Sir Thomas Wyatt was the ambassador, the ‘beloved familiar’ and allegedly the rival in love of Henry VIII. During his rather short but fiery lifetime, he found himself banished from court and clapped in the Tower for offences ranging from affray to a supposed affair with Anne Boleyn. In truth, the legend of this romance rather served Henry’s purposes by the time he decided to be rid of his second queen. Yet towards the end, only the royal whim – and the intervention of influential friends – saved Wyatt from a traitor’s death.

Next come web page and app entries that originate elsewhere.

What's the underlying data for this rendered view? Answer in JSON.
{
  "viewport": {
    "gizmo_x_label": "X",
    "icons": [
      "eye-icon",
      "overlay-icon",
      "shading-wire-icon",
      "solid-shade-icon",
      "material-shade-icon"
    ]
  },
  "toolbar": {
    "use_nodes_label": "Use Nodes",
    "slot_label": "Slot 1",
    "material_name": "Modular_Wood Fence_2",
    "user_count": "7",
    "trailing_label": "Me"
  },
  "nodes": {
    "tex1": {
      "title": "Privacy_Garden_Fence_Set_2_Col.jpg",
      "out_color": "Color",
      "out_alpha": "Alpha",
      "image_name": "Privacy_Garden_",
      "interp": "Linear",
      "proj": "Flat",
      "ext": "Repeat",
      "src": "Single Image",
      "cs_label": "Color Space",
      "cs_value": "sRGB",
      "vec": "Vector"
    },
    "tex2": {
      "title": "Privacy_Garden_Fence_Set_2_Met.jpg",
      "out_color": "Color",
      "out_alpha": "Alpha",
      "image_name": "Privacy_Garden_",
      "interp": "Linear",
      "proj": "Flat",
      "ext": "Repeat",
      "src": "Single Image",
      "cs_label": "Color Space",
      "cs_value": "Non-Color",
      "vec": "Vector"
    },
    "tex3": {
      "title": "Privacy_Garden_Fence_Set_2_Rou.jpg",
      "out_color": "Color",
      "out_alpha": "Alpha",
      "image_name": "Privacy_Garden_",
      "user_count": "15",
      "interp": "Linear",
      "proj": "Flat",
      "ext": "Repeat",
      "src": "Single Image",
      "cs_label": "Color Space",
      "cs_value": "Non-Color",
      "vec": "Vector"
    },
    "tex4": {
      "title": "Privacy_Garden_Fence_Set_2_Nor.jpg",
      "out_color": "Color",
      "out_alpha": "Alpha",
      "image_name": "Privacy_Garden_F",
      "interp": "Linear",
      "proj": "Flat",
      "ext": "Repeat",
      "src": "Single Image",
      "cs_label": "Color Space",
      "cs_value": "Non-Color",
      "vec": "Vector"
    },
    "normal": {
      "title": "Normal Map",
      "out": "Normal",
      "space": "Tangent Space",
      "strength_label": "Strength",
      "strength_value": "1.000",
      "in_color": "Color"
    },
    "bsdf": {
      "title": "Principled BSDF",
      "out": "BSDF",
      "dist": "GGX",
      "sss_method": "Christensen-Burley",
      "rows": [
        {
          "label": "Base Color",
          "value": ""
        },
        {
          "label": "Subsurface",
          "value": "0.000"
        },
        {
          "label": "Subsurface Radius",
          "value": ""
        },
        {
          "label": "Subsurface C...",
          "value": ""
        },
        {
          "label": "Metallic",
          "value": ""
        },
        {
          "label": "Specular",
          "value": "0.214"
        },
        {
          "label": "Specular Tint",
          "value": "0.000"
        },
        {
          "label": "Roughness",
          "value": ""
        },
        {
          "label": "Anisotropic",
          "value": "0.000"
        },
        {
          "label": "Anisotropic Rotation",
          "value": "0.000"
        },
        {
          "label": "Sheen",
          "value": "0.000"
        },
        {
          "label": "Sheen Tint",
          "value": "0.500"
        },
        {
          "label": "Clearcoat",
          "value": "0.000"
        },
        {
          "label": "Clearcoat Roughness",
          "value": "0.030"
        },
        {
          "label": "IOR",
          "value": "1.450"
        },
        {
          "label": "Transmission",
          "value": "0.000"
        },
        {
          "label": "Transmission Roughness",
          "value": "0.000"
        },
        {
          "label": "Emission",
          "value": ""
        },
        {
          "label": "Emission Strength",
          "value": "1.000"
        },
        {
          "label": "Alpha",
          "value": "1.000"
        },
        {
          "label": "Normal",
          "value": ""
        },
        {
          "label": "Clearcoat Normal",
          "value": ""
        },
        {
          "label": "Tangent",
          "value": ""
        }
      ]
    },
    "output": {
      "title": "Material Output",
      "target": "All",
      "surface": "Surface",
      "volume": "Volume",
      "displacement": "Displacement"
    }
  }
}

Long after he died in 1542, Wyatt remained one of a select number of models for courtiers with literary and intellectual pretensions. In person, he was also the most obviously regal of English poets: a propertied man of great territorial influence, he closely resembled the subtle giant of a monarch